■ Exercise details ■
This exercise calls for printing every record exactly once more.

(Page and application data records)
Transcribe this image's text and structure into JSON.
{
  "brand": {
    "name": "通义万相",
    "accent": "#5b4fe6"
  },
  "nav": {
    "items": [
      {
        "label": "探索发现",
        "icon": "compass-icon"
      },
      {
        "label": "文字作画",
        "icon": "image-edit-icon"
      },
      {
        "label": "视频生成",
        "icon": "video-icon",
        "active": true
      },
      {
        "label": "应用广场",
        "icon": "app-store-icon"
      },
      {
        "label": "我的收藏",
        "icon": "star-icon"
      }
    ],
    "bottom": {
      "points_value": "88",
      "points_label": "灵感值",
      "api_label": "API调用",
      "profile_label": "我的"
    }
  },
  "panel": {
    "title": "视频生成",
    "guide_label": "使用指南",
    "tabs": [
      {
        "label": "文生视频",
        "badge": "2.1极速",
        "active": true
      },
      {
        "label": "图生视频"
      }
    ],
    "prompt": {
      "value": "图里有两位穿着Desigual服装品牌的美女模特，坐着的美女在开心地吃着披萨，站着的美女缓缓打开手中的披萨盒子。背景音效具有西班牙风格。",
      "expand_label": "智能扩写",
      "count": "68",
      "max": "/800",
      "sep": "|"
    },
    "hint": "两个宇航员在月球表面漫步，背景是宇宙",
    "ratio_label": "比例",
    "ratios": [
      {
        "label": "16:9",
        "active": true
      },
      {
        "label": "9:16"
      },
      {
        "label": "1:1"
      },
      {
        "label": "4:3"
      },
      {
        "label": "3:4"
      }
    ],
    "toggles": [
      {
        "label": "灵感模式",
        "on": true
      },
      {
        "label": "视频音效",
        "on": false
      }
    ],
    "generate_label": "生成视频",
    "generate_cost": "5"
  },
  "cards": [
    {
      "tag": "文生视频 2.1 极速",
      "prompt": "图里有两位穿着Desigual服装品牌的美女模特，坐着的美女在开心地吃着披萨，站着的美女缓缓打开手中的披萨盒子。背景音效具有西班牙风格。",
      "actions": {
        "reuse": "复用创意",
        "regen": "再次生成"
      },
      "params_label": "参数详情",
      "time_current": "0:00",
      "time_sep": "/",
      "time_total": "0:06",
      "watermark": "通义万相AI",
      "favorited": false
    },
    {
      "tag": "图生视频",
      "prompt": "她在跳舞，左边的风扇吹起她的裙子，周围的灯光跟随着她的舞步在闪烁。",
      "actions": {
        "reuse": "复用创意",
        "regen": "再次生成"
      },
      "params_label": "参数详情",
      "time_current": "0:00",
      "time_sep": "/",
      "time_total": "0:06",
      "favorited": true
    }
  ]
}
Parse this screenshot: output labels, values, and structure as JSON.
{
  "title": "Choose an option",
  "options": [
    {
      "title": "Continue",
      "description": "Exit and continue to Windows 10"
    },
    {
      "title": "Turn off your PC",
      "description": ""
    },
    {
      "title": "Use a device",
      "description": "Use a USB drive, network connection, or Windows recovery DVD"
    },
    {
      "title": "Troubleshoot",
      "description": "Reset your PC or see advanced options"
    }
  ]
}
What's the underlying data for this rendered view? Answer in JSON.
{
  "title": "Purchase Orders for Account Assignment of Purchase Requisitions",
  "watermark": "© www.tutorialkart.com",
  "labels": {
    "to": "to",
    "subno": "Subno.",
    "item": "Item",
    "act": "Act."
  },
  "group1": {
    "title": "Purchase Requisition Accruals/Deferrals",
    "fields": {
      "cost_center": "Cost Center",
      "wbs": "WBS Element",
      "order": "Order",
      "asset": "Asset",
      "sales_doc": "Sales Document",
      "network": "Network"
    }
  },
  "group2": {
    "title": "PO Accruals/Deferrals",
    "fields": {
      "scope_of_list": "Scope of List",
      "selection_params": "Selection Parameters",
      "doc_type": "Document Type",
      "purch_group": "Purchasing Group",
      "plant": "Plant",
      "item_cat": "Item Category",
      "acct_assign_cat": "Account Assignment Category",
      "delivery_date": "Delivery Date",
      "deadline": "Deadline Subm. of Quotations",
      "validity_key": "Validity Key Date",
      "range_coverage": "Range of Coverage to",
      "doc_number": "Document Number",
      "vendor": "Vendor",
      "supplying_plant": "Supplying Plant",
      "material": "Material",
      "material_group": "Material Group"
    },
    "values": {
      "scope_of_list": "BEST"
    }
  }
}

■ Answer to this exercise ■
Transcribe this image's text and structure into JSON.
{
  "brand": {
    "name": "通义万相",
    "accent": "#5b4fe6"
  },
  "nav": {
    "items": [
      {
        "label": "探索发现",
        "icon": "compass-icon"
      },
      {
        "label": "文字作画",
        "icon": "image-edit-icon"
      },
      {
        "label": "视频生成",
        "icon": "video-icon",
        "active": true
      },
      {
        "label": "应用广场",
        "icon": "app-store-icon"
      },
      {
        "label": "我的收藏",
        "icon": "star-icon"
      }
    ],
    "bottom": {
      "points_value": "88",
      "points_label": "灵感值",
      "api_label": "API调用",
      "profile_label": "我的"
    }
  },
  "panel": {
    "title": "视频生成",
    "guide_label": "使用指南",
    "tabs": [
      {
        "label": "文生视频",
        "badge": "2.1极速",
        "active": true
      },
      {
        "label": "图生视频"
      }
    ],
    "prompt": {
      "value": "图里有两位穿着Desigual服装品牌的美女模特，坐着的美女在开心地吃着披萨，站着的美女缓缓打开手中的披萨盒子。背景音效具有西班牙风格。",
      "expand_label": "智能扩写",
      "count": "68",
      "max": "/800",
      "sep": "|"
    },
    "hint": "两个宇航员在月球表面漫步，背景是宇宙",
    "ratio_label": "比例",
    "ratios": [
      {
        "label": "16:9",
        "active": true
      },
      {
        "label": "9:16"
      },
      {
        "label": "1:1"
      },
      {
        "label": "4:3"
      },
      {
        "label": "3:4"
      }
    ],
    "toggles": [
      {
        "label": "灵感模式",
        "on": true
      },
      {
        "label": "视频音效",
        "on": false
      }
    ],
    "generate_label": "生成视频",
    "generate_cost": "5"
  },
  "cards": [
    {
      "tag": "文生视频 2.1 极速",
      "prompt": "图里有两位穿着Desigual服装品牌的美女模特，坐着的美女在开心地吃着披萨，站着的美女缓缓打开手中的披萨盒子。背景音效具有西班牙风格。",
      "actions": {
        "reuse": "复用创意",
        "regen": "再次生成"
      },
      "params_label": "参数详情",
      "time_current": "0:00",
      "time_sep": "/",
      "time_total": "0:06",
      "watermark": "通义万相AI",
      "favorited": false
    },
    {
      "tag": "图生视频",
      "prompt": "她在跳舞，左边的风扇吹起她的裙子，周围的灯光跟随着她的舞步在闪烁。",
      "actions": {
        "reuse": "复用创意",
        "regen": "再次生成"
      },
      "params_label": "参数详情",
      "time_current": "0:00",
      "time_sep": "/",
      "time_total": "0:06",
      "favorited": true
    }
  ]
}
Parse this screenshot: output labels, values, and structure as JSON.
{
  "title": "Choose an option",
  "options": [
    {
      "title": "Continue",
      "description": "Exit and continue to Windows 10"
    },
    {
      "title": "Turn off your PC",
      "description": ""
    },
    {
      "title": "Use a device",
      "description": "Use a USB drive, network connection, or Windows recovery DVD"
    },
    {
      "title": "Troubleshoot",
      "description": "Reset your PC or see advanced options"
    }
  ]
}
What's the underlying data for this rendered view? Answer in JSON.
{
  "title": "Purchase Orders for Account Assignment of Purchase Requisitions",
  "watermark": "© www.tutorialkart.com",
  "labels": {
    "to": "to",
    "subno": "Subno.",
    "item": "Item",
    "act": "Act."
  },
  "group1": {
    "title": "Purchase Requisition Accruals/Deferrals",
    "fields": {
      "cost_center": "Cost Center",
      "wbs": "WBS Element",
      "order": "Order",
      "asset": "Asset",
      "sales_doc": "Sales Document",
      "network": "Network"
    }
  },
  "group2": {
    "title": "PO Accruals/Deferrals",
    "fields": {
      "scope_of_list": "Scope of List",
      "selection_params": "Selection Parameters",
      "doc_type": "Document Type",
      "purch_group": "Purchasing Group",
      "plant": "Plant",
      "item_cat": "Item Category",
      "acct_assign_cat": "Account Assignment Category",
      "delivery_date": "Delivery Date",
      "deadline": "Deadline Subm. of Quotations",
      "validity_key": "Validity Key Date",
      "range_coverage": "Range of Coverage to",
      "doc_number": "Document Number",
      "vendor": "Vendor",
      "supplying_plant": "Supplying Plant",
      "material": "Material",
      "material_group": "Material Group"
    },
    "values": {
      "scope_of_list": "BEST"
    }
  }
}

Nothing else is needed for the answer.